**Task requirements**. In the data below, find each line that contains the word "OAuth" and copy it.

[Stored records]

------------------------------------------------

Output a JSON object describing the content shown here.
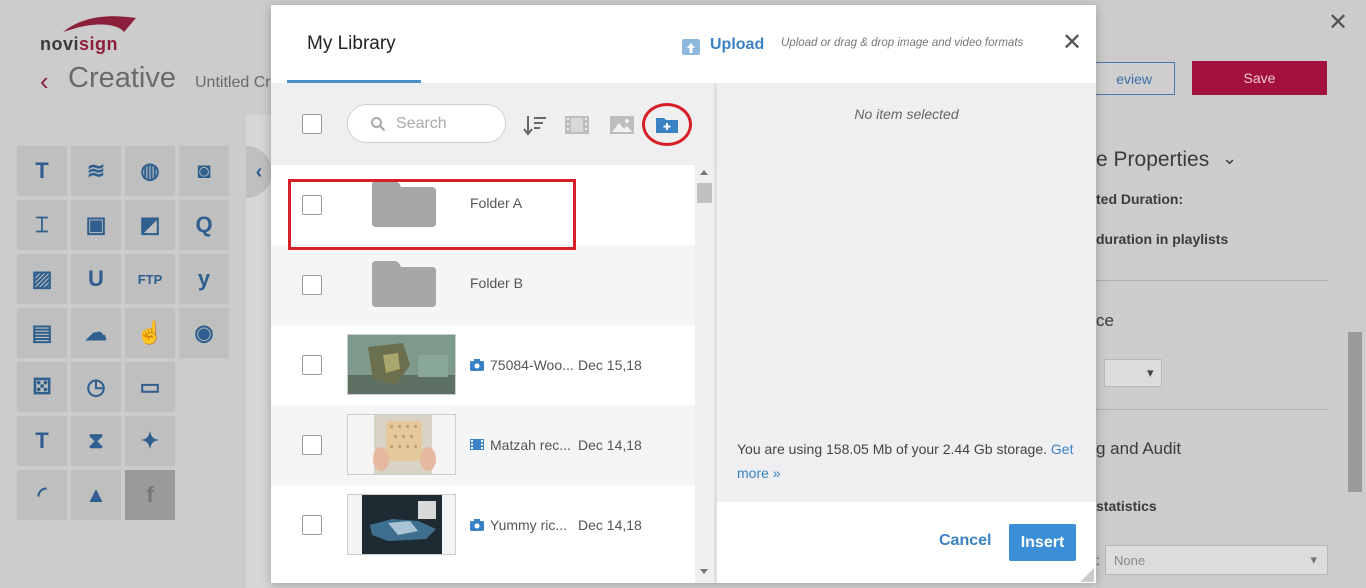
{
  "app": {
    "logo_no": "novi",
    "logo_sign": "sign",
    "title": "Creative",
    "subtitle": "Untitled Cr",
    "preview_label": "eview",
    "save_label": "Save",
    "close_glyph": "✕",
    "back_glyph": "‹"
  },
  "widgets": [
    {
      "icon": "text-icon",
      "glyph": "T"
    },
    {
      "icon": "rss-icon",
      "glyph": "≋"
    },
    {
      "icon": "globe-icon",
      "glyph": "◍"
    },
    {
      "icon": "instagram-icon",
      "glyph": "◙"
    },
    {
      "icon": "text-box-icon",
      "glyph": "⌶"
    },
    {
      "icon": "youtube-icon",
      "glyph": "▣"
    },
    {
      "icon": "web-image-icon",
      "glyph": "◩"
    },
    {
      "icon": "q-icon",
      "glyph": "Q"
    },
    {
      "icon": "image-icon",
      "glyph": "▨"
    },
    {
      "icon": "u-icon",
      "glyph": "U"
    },
    {
      "icon": "ftp-icon",
      "glyph": "FTP"
    },
    {
      "icon": "yammer-icon",
      "glyph": "y"
    },
    {
      "icon": "video-icon",
      "glyph": "▤"
    },
    {
      "icon": "weather-icon",
      "glyph": "☁"
    },
    {
      "icon": "touch-icon",
      "glyph": "☝"
    },
    {
      "icon": "broadcast-icon",
      "glyph": "◉"
    },
    {
      "icon": "dice-icon",
      "glyph": "⚄"
    },
    {
      "icon": "clock-icon",
      "glyph": "◷"
    },
    {
      "icon": "tv-icon",
      "glyph": "▭"
    },
    {
      "icon": "empty-slot",
      "glyph": ""
    },
    {
      "icon": "ticker-icon",
      "glyph": "T"
    },
    {
      "icon": "hourglass-icon",
      "glyph": "⧗"
    },
    {
      "icon": "twitter-icon",
      "glyph": "✦"
    },
    {
      "icon": "empty-slot",
      "glyph": ""
    },
    {
      "icon": "feed-icon",
      "glyph": "◜"
    },
    {
      "icon": "shapes-icon",
      "glyph": "▲"
    },
    {
      "icon": "facebook-icon",
      "glyph": "f"
    }
  ],
  "properties": {
    "heading": "e Properties",
    "duration_label": "ted Duration:",
    "playlist_label": "duration in playlists",
    "section2": "ce",
    "section3": "g and Audit",
    "statistics": "statistics",
    "select_value": "None",
    "select_label": ":"
  },
  "modal": {
    "title": "My Library",
    "upload_label": "Upload",
    "upload_hint": "Upload or drag & drop image and video formats",
    "close_glyph": "✕",
    "search_placeholder": "Search",
    "no_item": "No item selected",
    "storage_text": "You are using 158.05 Mb of your 2.44 Gb storage.",
    "storage_link": "Get more »",
    "cancel_label": "Cancel",
    "insert_label": "Insert",
    "rows": [
      {
        "kind": "folder",
        "name": "Folder A"
      },
      {
        "kind": "folder",
        "name": "Folder B"
      },
      {
        "kind": "image",
        "name": "75084-Woo...",
        "date": "Dec 15,18"
      },
      {
        "kind": "video",
        "name": "Matzah rec...",
        "date": "Dec 14,18"
      },
      {
        "kind": "image",
        "name": "Yummy ric...",
        "date": "Dec 14,18"
      }
    ]
  },
  "colors": {
    "accent": "#3b82c4",
    "save": "#a3123e",
    "annotation": "#d62028"
  }
}
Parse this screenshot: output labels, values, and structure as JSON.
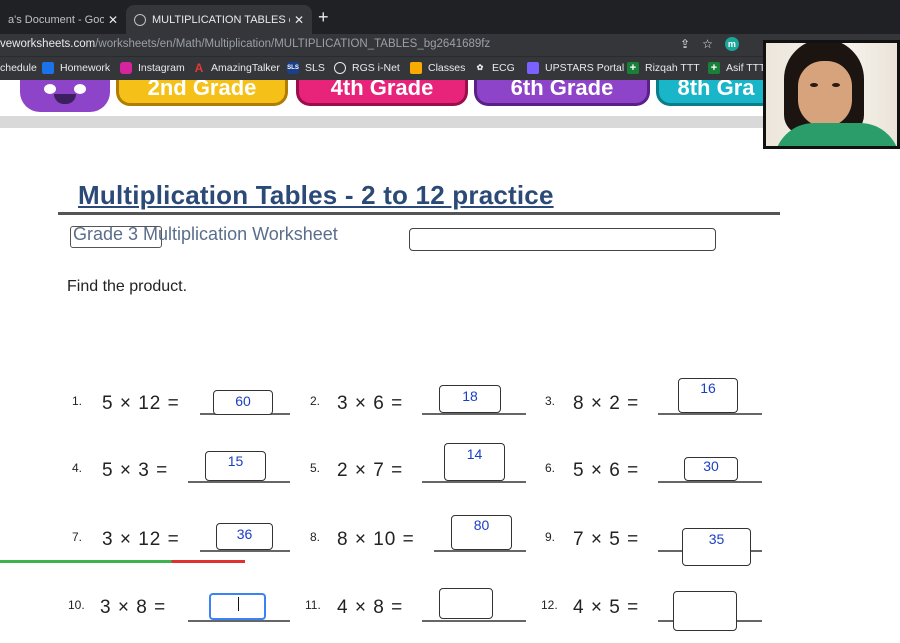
{
  "browser": {
    "tabs": [
      {
        "title": "a's Document - Google D",
        "close": "✕"
      },
      {
        "title": "MULTIPLICATION TABLES onli",
        "close": "✕"
      }
    ],
    "new_tab": "+",
    "url_domain": "veworksheets.com",
    "url_path": "/worksheets/en/Math/Multiplication/MULTIPLICATION_TABLES_bg2641689fz",
    "ext_letter": "m",
    "bookmarks": [
      {
        "label": "chedule",
        "icon": "none"
      },
      {
        "label": "Homework",
        "icon": "bookmark-blue"
      },
      {
        "label": "Instagram",
        "icon": "instagram"
      },
      {
        "label": "AmazingTalker",
        "icon": "letter-a"
      },
      {
        "label": "SLS",
        "icon": "sls"
      },
      {
        "label": "RGS i-Net",
        "icon": "globe"
      },
      {
        "label": "Classes",
        "icon": "classroom"
      },
      {
        "label": "ECG",
        "icon": "ecg"
      },
      {
        "label": "UPSTARS Portal",
        "icon": "upstars"
      },
      {
        "label": "Rizqah TTT",
        "icon": "plus-green"
      },
      {
        "label": "Asif TTT",
        "icon": "plus-green"
      }
    ]
  },
  "grades": [
    "2nd Grade",
    "4th Grade",
    "6th Grade",
    "8th Gra"
  ],
  "worksheet": {
    "title": "Multiplication Tables - 2 to 12 practice",
    "subtitle": "Grade 3 Multiplication Worksheet",
    "instruction": "Find the product.",
    "problems": [
      {
        "num": "1.",
        "expr": "5 × 12 =",
        "answer": "60"
      },
      {
        "num": "2.",
        "expr": "3 × 6 =",
        "answer": "18"
      },
      {
        "num": "3.",
        "expr": "8 × 2 =",
        "answer": "16"
      },
      {
        "num": "4.",
        "expr": "5 × 3 =",
        "answer": "15"
      },
      {
        "num": "5.",
        "expr": "2 × 7 =",
        "answer": "14"
      },
      {
        "num": "6.",
        "expr": "5 × 6 =",
        "answer": "30"
      },
      {
        "num": "7.",
        "expr": "3 × 12 =",
        "answer": "36"
      },
      {
        "num": "8.",
        "expr": "8 × 10 =",
        "answer": "80"
      },
      {
        "num": "9.",
        "expr": "7 × 5 =",
        "answer": "35"
      },
      {
        "num": "10.",
        "expr": "3 × 8 =",
        "answer": ""
      },
      {
        "num": "11.",
        "expr": "4 × 8 =",
        "answer": ""
      },
      {
        "num": "12.",
        "expr": "4 × 5 =",
        "answer": ""
      }
    ]
  },
  "colors": {
    "title": "#2c4a78",
    "answer_text": "#1a3ec4",
    "grade_yellow": "#f5c118",
    "grade_pink": "#e8247a",
    "grade_purple": "#8e44c8",
    "grade_teal": "#19b5c8"
  }
}
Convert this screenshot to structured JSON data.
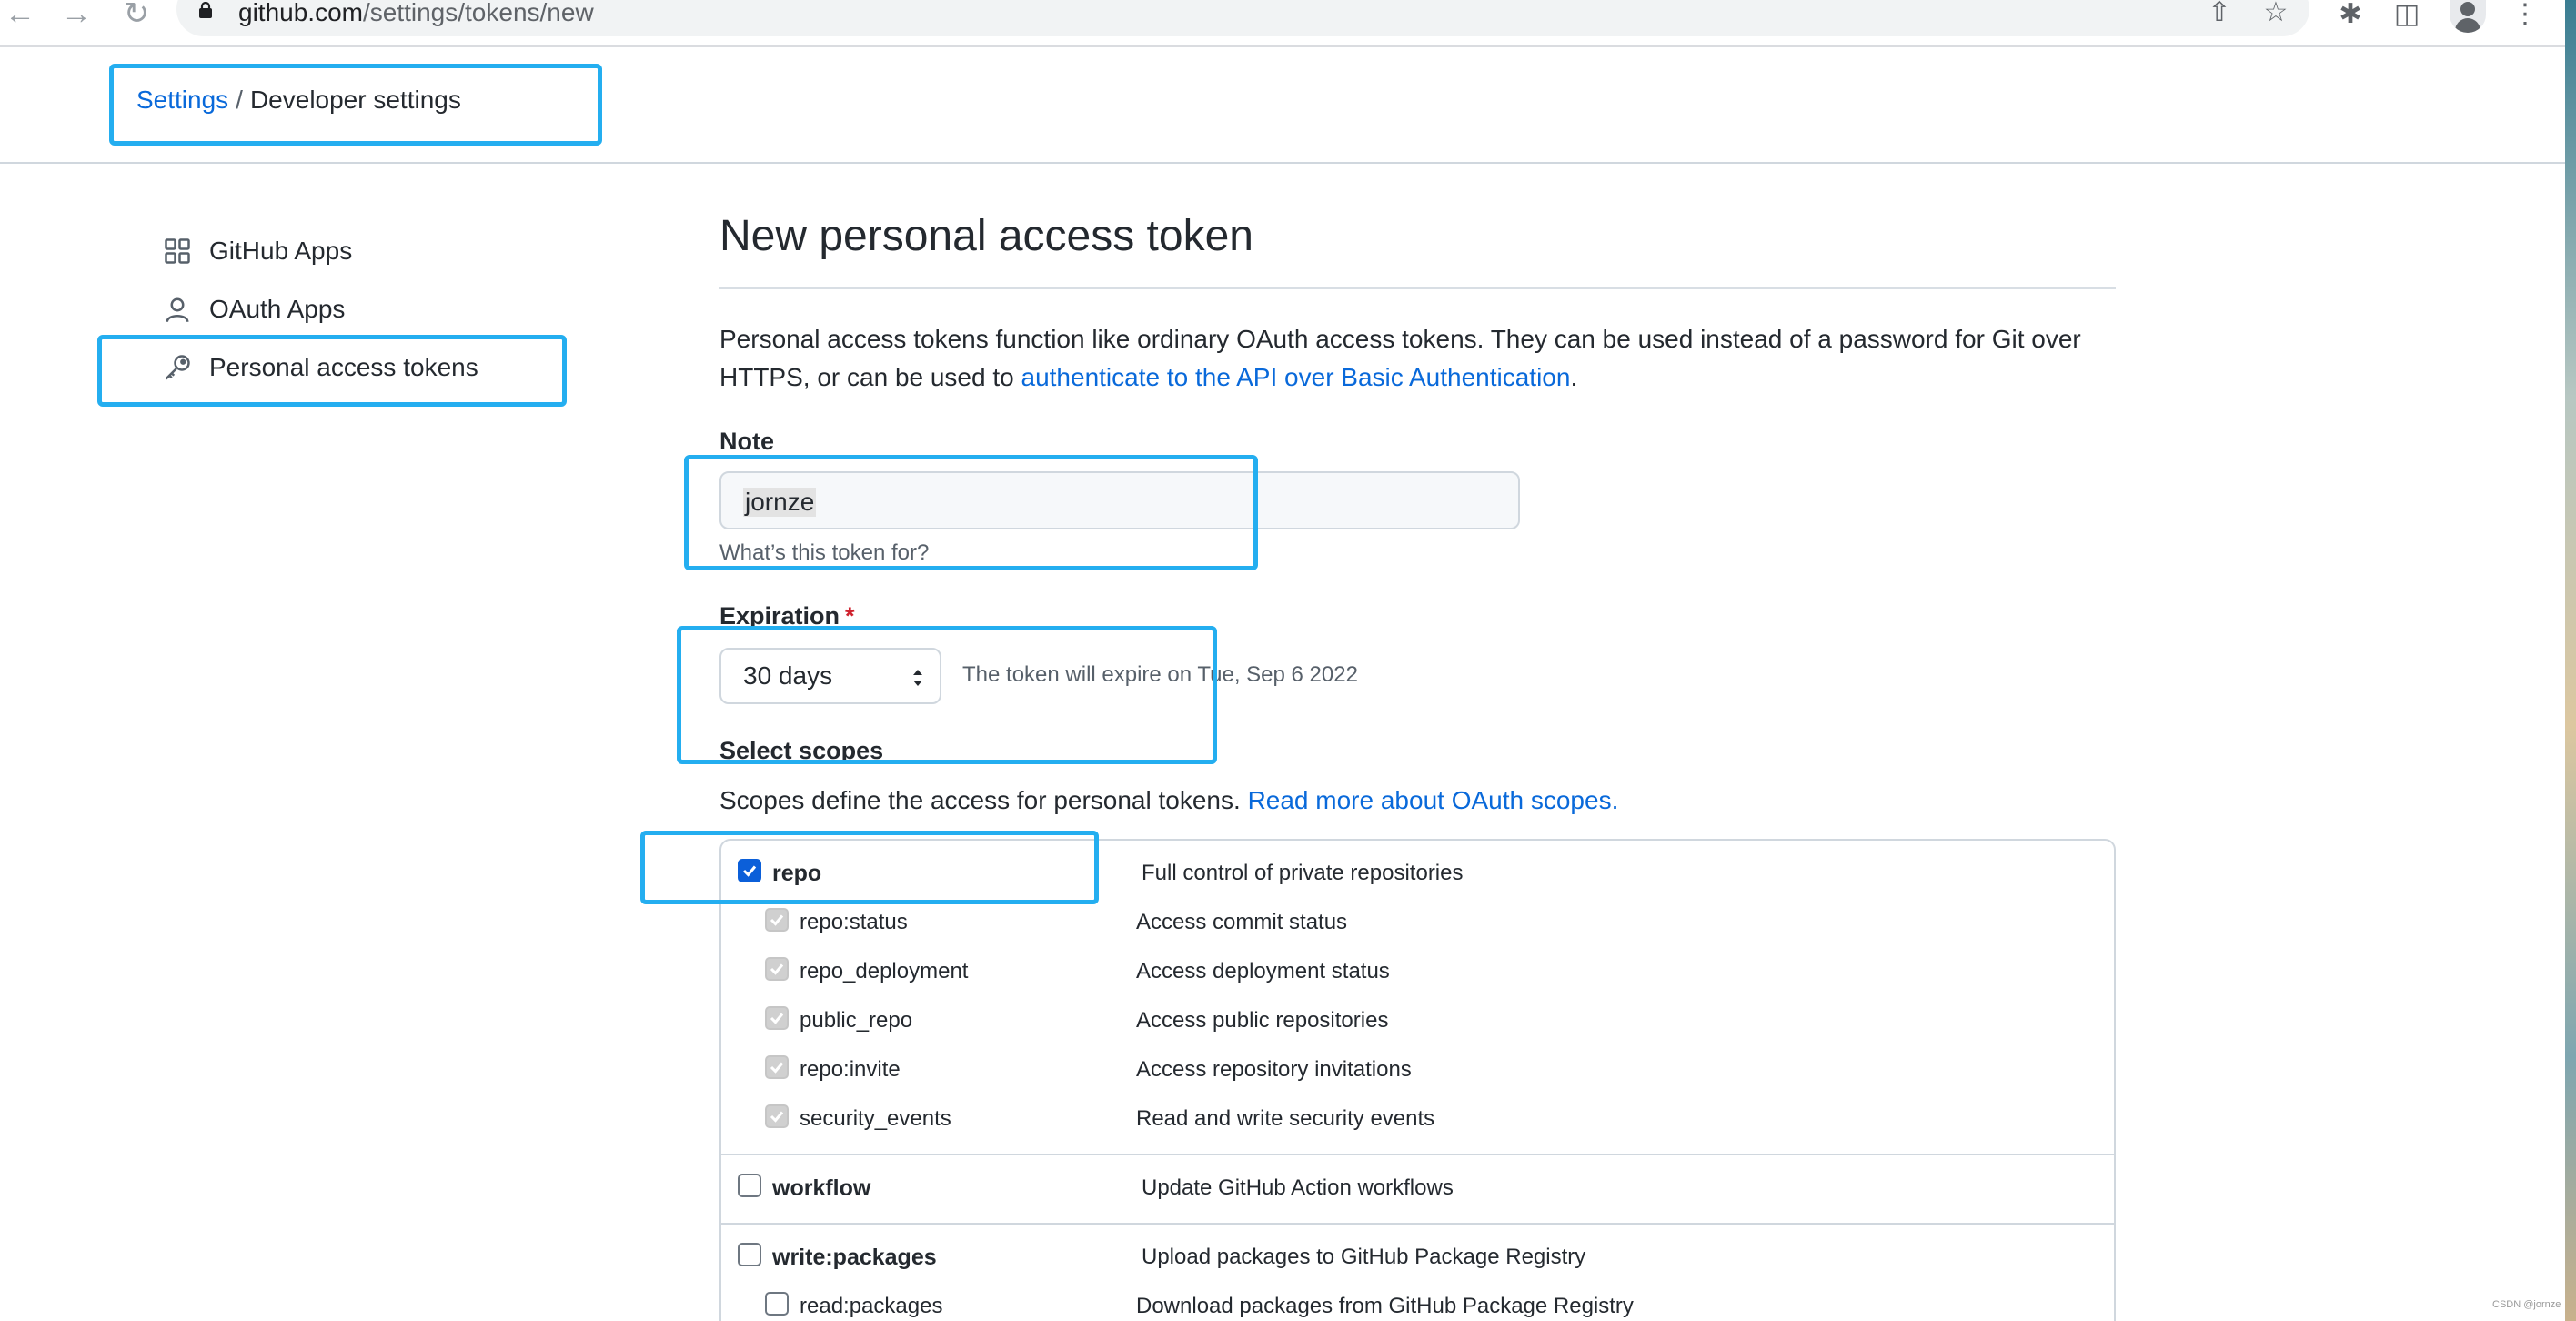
{
  "browser": {
    "url_host": "github.com",
    "url_path": "/settings/tokens/new"
  },
  "breadcrumb": {
    "link": "Settings",
    "separator": "/",
    "current": "Developer settings"
  },
  "sidebar": {
    "items": [
      {
        "label": "GitHub Apps",
        "icon": "apps-icon"
      },
      {
        "label": "OAuth Apps",
        "icon": "person-icon"
      },
      {
        "label": "Personal access tokens",
        "icon": "key-icon"
      }
    ]
  },
  "main": {
    "title": "New personal access token",
    "intro_text": "Personal access tokens function like ordinary OAuth access tokens. They can be used instead of a password for Git over HTTPS, or can be used to ",
    "intro_link": "authenticate to the API over Basic Authentication",
    "intro_end": "."
  },
  "note": {
    "label": "Note",
    "value": "jornze",
    "help": "What’s this token for?"
  },
  "expiration": {
    "label": "Expiration",
    "required_mark": "*",
    "selected": "30 days",
    "message": "The token will expire on Tue, Sep 6 2022"
  },
  "scopes": {
    "heading": "Select scopes",
    "description": "Scopes define the access for personal tokens. ",
    "link": "Read more about OAuth scopes.",
    "groups": [
      {
        "name": "repo",
        "description": "Full control of private repositories",
        "checked": true,
        "children": [
          {
            "name": "repo:status",
            "description": "Access commit status",
            "checked": true
          },
          {
            "name": "repo_deployment",
            "description": "Access deployment status",
            "checked": true
          },
          {
            "name": "public_repo",
            "description": "Access public repositories",
            "checked": true
          },
          {
            "name": "repo:invite",
            "description": "Access repository invitations",
            "checked": true
          },
          {
            "name": "security_events",
            "description": "Read and write security events",
            "checked": true
          }
        ]
      },
      {
        "name": "workflow",
        "description": "Update GitHub Action workflows",
        "checked": false,
        "children": []
      },
      {
        "name": "write:packages",
        "description": "Upload packages to GitHub Package Registry",
        "checked": false,
        "children": [
          {
            "name": "read:packages",
            "description": "Download packages from GitHub Package Registry",
            "checked": false
          }
        ]
      }
    ]
  },
  "watermark": "CSDN @jornze",
  "colors": {
    "link": "#0969da",
    "checkbox": "#0b5fd9",
    "annotation": "#24aef0",
    "required": "#cf222e"
  }
}
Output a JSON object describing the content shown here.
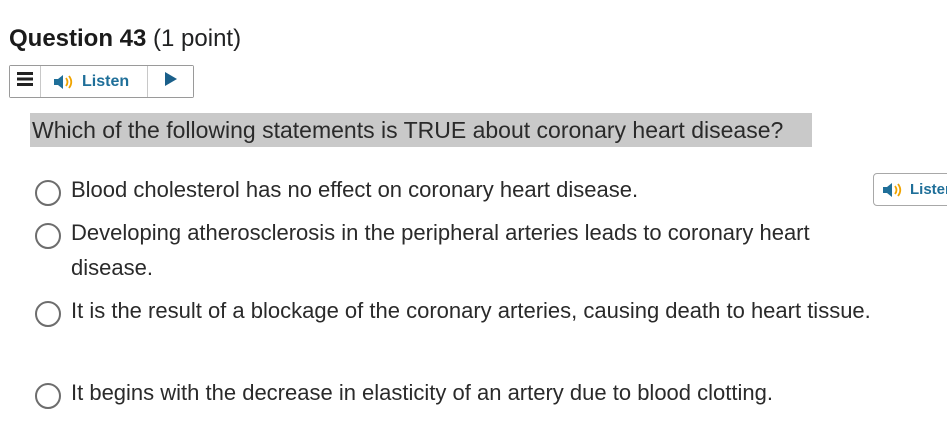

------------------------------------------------

**Response to this exercise**.
        "label": "OAuth Apps",
    "intro_text": "Personal access tokens function like ordinary OAuth access tokens. They can be used instead of a password for Git over HTTPS, or can be used to ",
    "link": "Read more about OAuth scopes.",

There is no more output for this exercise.